§ **Instructions for the task**
Would you please copy every line below that includes the string "icon"?

Records from a collection:
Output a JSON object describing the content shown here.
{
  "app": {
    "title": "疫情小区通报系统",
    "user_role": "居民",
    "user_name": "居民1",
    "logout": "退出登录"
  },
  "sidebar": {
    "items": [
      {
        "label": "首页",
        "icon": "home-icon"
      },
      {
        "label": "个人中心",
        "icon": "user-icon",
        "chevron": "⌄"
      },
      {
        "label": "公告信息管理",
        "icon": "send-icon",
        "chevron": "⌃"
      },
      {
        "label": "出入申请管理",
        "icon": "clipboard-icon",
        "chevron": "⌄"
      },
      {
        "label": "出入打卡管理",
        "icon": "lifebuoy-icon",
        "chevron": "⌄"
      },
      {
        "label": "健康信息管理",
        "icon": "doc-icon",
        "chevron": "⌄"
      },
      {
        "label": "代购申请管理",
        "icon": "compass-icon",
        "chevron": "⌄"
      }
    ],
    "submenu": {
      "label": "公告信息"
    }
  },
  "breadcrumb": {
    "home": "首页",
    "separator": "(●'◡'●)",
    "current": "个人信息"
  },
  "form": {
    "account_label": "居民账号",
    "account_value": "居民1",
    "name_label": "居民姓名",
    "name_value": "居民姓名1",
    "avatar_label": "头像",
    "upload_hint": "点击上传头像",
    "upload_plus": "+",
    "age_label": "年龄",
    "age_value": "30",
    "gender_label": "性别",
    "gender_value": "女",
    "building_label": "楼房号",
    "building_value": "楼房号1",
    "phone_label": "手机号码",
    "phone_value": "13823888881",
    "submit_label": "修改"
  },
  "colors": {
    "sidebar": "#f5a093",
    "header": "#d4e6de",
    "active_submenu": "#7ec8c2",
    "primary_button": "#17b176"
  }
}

§ **Output for this exercise**
        "icon": "home-icon"
        "icon": "user-icon",
        "icon": "send-icon",
        "icon": "clipboard-icon",
        "icon": "lifebuoy-icon",
        "icon": "doc-icon",
        "icon": "compass-icon",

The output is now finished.